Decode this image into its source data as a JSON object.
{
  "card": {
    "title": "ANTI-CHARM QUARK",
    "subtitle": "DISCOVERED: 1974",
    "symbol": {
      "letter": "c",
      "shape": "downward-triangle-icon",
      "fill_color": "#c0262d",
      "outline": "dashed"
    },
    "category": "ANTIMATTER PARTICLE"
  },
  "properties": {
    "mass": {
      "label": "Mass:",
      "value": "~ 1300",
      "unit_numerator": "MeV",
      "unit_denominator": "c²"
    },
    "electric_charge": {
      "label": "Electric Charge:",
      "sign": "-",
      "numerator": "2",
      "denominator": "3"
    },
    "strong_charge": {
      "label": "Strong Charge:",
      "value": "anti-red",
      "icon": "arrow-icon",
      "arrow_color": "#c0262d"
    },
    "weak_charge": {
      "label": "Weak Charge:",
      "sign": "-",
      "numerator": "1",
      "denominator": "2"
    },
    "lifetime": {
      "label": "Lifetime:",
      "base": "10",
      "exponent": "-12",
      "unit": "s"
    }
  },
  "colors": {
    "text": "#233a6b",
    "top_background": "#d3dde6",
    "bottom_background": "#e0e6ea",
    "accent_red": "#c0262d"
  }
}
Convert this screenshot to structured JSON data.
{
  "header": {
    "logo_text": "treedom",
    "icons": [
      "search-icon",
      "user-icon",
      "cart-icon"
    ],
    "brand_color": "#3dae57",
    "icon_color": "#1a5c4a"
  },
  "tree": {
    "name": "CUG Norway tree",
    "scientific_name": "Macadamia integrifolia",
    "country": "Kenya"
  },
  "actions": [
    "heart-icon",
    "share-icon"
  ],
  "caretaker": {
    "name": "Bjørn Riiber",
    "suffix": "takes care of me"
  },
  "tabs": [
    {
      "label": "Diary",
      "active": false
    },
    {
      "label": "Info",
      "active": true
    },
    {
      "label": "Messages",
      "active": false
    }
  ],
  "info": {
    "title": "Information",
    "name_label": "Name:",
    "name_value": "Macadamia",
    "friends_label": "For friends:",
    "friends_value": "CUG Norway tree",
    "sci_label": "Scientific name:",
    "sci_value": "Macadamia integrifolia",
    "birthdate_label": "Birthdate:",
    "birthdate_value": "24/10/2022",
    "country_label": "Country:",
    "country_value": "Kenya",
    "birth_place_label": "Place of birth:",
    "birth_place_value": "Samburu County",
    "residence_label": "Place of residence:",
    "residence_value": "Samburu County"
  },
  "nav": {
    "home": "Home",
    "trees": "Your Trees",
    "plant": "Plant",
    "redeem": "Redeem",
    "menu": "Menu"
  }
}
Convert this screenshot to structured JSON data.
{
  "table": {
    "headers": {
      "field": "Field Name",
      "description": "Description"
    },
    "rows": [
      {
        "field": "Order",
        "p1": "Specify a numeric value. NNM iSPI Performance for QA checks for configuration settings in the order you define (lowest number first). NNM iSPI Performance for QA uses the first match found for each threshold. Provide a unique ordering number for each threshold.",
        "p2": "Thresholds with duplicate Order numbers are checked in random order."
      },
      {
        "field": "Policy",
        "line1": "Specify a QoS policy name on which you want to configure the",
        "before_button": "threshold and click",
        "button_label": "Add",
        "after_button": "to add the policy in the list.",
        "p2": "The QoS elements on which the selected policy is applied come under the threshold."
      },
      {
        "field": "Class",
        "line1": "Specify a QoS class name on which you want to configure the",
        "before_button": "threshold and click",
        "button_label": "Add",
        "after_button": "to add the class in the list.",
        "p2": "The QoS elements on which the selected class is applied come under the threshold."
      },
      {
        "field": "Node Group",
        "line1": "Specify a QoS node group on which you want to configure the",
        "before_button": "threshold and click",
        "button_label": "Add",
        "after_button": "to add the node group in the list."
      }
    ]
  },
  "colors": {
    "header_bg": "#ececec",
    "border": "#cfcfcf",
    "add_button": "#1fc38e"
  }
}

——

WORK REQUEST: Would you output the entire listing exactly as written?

ANSWER SPACE:
Decode this image into its source data as a JSON object.
{
  "card": {
    "title": "ANTI-CHARM QUARK",
    "subtitle": "DISCOVERED: 1974",
    "symbol": {
      "letter": "c",
      "shape": "downward-triangle-icon",
      "fill_color": "#c0262d",
      "outline": "dashed"
    },
    "category": "ANTIMATTER PARTICLE"
  },
  "properties": {
    "mass": {
      "label": "Mass:",
      "value": "~ 1300",
      "unit_numerator": "MeV",
      "unit_denominator": "c²"
    },
    "electric_charge": {
      "label": "Electric Charge:",
      "sign": "-",
      "numerator": "2",
      "denominator": "3"
    },
    "strong_charge": {
      "label": "Strong Charge:",
      "value": "anti-red",
      "icon": "arrow-icon",
      "arrow_color": "#c0262d"
    },
    "weak_charge": {
      "label": "Weak Charge:",
      "sign": "-",
      "numerator": "1",
      "denominator": "2"
    },
    "lifetime": {
      "label": "Lifetime:",
      "base": "10",
      "exponent": "-12",
      "unit": "s"
    }
  },
  "colors": {
    "text": "#233a6b",
    "top_background": "#d3dde6",
    "bottom_background": "#e0e6ea",
    "accent_red": "#c0262d"
  }
}
Convert this screenshot to structured JSON data.
{
  "header": {
    "logo_text": "treedom",
    "icons": [
      "search-icon",
      "user-icon",
      "cart-icon"
    ],
    "brand_color": "#3dae57",
    "icon_color": "#1a5c4a"
  },
  "tree": {
    "name": "CUG Norway tree",
    "scientific_name": "Macadamia integrifolia",
    "country": "Kenya"
  },
  "actions": [
    "heart-icon",
    "share-icon"
  ],
  "caretaker": {
    "name": "Bjørn Riiber",
    "suffix": "takes care of me"
  },
  "tabs": [
    {
      "label": "Diary",
      "active": false
    },
    {
      "label": "Info",
      "active": true
    },
    {
      "label": "Messages",
      "active": false
    }
  ],
  "info": {
    "title": "Information",
    "name_label": "Name:",
    "name_value": "Macadamia",
    "friends_label": "For friends:",
    "friends_value": "CUG Norway tree",
    "sci_label": "Scientific name:",
    "sci_value": "Macadamia integrifolia",
    "birthdate_label": "Birthdate:",
    "birthdate_value": "24/10/2022",
    "country_label": "Country:",
    "country_value": "Kenya",
    "birth_place_label": "Place of birth:",
    "birth_place_value": "Samburu County",
    "residence_label": "Place of residence:",
    "residence_value": "Samburu County"
  },
  "nav": {
    "home": "Home",
    "trees": "Your Trees",
    "plant": "Plant",
    "redeem": "Redeem",
    "menu": "Menu"
  }
}
Convert this screenshot to structured JSON data.
{
  "table": {
    "headers": {
      "field": "Field Name",
      "description": "Description"
    },
    "rows": [
      {
        "field": "Order",
        "p1": "Specify a numeric value. NNM iSPI Performance for QA checks for configuration settings in the order you define (lowest number first). NNM iSPI Performance for QA uses the first match found for each threshold. Provide a unique ordering number for each threshold.",
        "p2": "Thresholds with duplicate Order numbers are checked in random order."
      },
      {
        "field": "Policy",
        "line1": "Specify a QoS policy name on which you want to configure the",
        "before_button": "threshold and click",
        "button_label": "Add",
        "after_button": "to add the policy in the list.",
        "p2": "The QoS elements on which the selected policy is applied come under the threshold."
      },
      {
        "field": "Class",
        "line1": "Specify a QoS class name on which you want to configure the",
        "before_button": "threshold and click",
        "button_label": "Add",
        "after_button": "to add the class in the list.",
        "p2": "The QoS elements on which the selected class is applied come under the threshold."
      },
      {
        "field": "Node Group",
        "line1": "Specify a QoS node group on which you want to configure the",
        "before_button": "threshold and click",
        "button_label": "Add",
        "after_button": "to add the node group in the list."
      }
    ]
  },
  "colors": {
    "header_bg": "#ececec",
    "border": "#cfcfcf",
    "add_button": "#1fc38e"
  }
}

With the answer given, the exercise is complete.